AD: What other set(s) did you find the most challenging?
SKW: The Sweat Lodge for Episode 4 was a big task. Originally the scene was scripted for a different kind of location, but because we were shooting in Atlanta, not Tennessee, we had to adjust. We wanted the scene to force intimacy among the participants and put ‘Dre in a position of physical vulnerability. The wellness cult had already appropriated a lot of other cultures’ rituals, so creating a sweat lodge seemed like a natural next step. Of course, we had to re-conceive it as a “luxury” experience, so the space was expanded, an oculus was added, and the materials and decor were completely performative. Where the structure would have used young saplings for support, we made a geometrically precise armature that was aged and wrapped in leather to “hide the artifice.” We used canvas as the skin of the lodge, which spoke to that “glamping” vibe and gave us a beautiful soft glow when lit from the outside.
The project was an all-hands-on-deck experience, with my art director, working very closely with the construction and scenic team to build it in situ in an active grazing field. Precisely wrapping it in canvas so seams were hidden and the material held fast while still being removable for camera angles was a considerable challenge, but Julia was not afraid to get her hands dirty in getting it right.
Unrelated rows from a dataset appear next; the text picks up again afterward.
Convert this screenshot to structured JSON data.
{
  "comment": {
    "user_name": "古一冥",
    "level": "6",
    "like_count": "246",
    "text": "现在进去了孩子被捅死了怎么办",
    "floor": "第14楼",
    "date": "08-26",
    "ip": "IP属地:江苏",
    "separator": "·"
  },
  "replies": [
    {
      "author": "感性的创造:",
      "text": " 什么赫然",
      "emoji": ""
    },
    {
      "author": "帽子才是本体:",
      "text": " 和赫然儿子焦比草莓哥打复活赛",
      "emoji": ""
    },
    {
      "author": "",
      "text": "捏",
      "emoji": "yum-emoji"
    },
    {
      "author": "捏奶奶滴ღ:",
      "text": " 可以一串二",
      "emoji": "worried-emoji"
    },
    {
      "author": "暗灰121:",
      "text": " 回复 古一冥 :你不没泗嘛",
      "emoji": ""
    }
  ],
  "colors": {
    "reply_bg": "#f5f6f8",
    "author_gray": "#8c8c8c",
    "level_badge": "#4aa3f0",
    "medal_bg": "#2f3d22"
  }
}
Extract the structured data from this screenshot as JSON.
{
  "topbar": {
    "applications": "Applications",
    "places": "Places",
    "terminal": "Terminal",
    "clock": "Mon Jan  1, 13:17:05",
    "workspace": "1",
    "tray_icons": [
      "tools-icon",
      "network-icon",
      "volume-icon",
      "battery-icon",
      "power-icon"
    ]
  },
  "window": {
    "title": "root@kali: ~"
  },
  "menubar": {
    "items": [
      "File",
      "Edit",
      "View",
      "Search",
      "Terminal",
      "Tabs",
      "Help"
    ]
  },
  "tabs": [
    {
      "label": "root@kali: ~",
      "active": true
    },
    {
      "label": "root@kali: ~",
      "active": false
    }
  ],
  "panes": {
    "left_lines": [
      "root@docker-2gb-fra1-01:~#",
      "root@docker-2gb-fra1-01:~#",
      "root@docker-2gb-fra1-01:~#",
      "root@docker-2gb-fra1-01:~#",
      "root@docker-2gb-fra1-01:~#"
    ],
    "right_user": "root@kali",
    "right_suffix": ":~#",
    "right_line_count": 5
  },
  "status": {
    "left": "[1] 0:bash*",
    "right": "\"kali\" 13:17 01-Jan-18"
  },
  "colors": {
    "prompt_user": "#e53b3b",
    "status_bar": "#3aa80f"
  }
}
Because of the quick pivot, gathering all the pillows, hides, and horns to fill it out was not easy. I have so much respect for my decorator, Laura Belle Wallgren, and her whole team for turning on a dime to make this set happen. I loved what it gave to the scene and the progression of ‘Dre in that episode.
AD: You mentioned that you’re not a member of any fandoms. How has working on Swarm changed your view of pop culture and parasocial relationships?
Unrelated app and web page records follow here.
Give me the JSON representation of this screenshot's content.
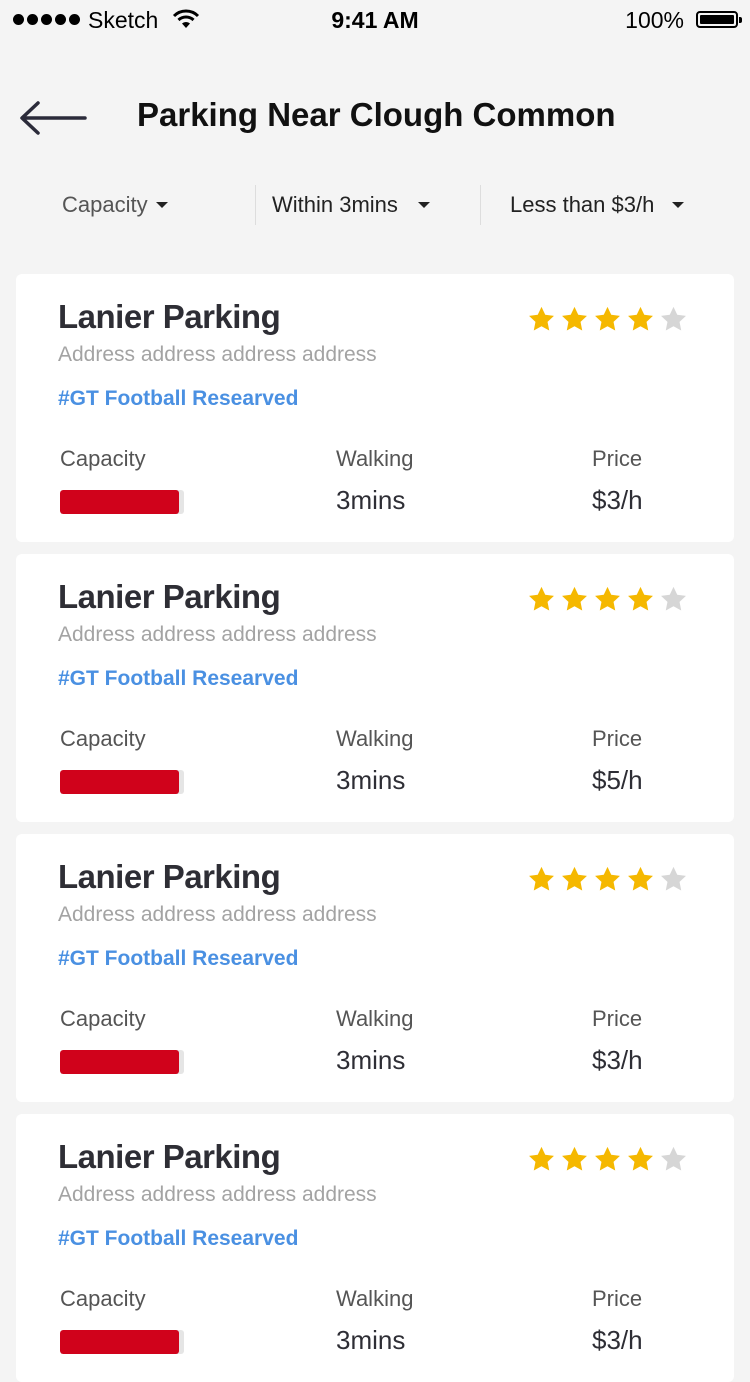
{
  "status_bar": {
    "carrier": "Sketch",
    "time": "9:41 AM",
    "battery": "100%"
  },
  "header": {
    "title": "Parking Near Clough Common",
    "back_icon": "arrow-left-icon"
  },
  "filters": [
    {
      "label": "Capacity"
    },
    {
      "label": "Within 3mins"
    },
    {
      "label": "Less than $3/h"
    }
  ],
  "colors": {
    "star_on": "#f5b800",
    "star_off": "#d6d6d6",
    "tag": "#4a90e2",
    "capacity_bar": "#d0021b"
  },
  "labels": {
    "capacity": "Capacity",
    "walking": "Walking",
    "price": "Price"
  },
  "lots": [
    {
      "name": "Lanier Parking",
      "address": "Address address address address",
      "tag": "#GT Football Researved",
      "rating": 4,
      "capacity_fill": 0.96,
      "walking": "3mins",
      "price": "$3/h"
    },
    {
      "name": "Lanier Parking",
      "address": "Address address address address",
      "tag": "#GT Football Researved",
      "rating": 4,
      "capacity_fill": 0.96,
      "walking": "3mins",
      "price": "$5/h"
    },
    {
      "name": "Lanier Parking",
      "address": "Address address address address",
      "tag": "#GT Football Researved",
      "rating": 4,
      "capacity_fill": 0.96,
      "walking": "3mins",
      "price": "$3/h"
    },
    {
      "name": "Lanier Parking",
      "address": "Address address address address",
      "tag": "#GT Football Researved",
      "rating": 4,
      "capacity_fill": 0.96,
      "walking": "3mins",
      "price": "$3/h"
    }
  ]
}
SKW: Paradoxically, the earnestness of ‘Dre’s love of Ni’jah, however unhinged, made me a little envious. The ability to fall so deeply in love with someone, or even just the concept of someone, at its best, means loving that entity no matter their faults. In life and work, I think a lot about people’s complexity. I don’t want to reduce characters. I try to make their spaces reflect their many facets, like in Tonk’s house. In some ways, pure acceptance in spite of complexity can help create a more understanding world, and that’s undeniably good. But it’s a double-edged sword, as love often comes with a side of hate. You have to protect that love. I keep a pretty wide berth between appreciation of talent and my emotions, so I don’t let myself go all in when thinking about something like, say, a politician, a corporation, or a blockchain enthusiast, where it’s dangerous to lose your rationality. But I also don’t let my emotions take over with something like the Swarm, which, outside of ‘Dre, could be a lovely place of community and joy. I definitely think about how I might be missing out on some of that happiness.
Swarm is streaming now on Prime Video.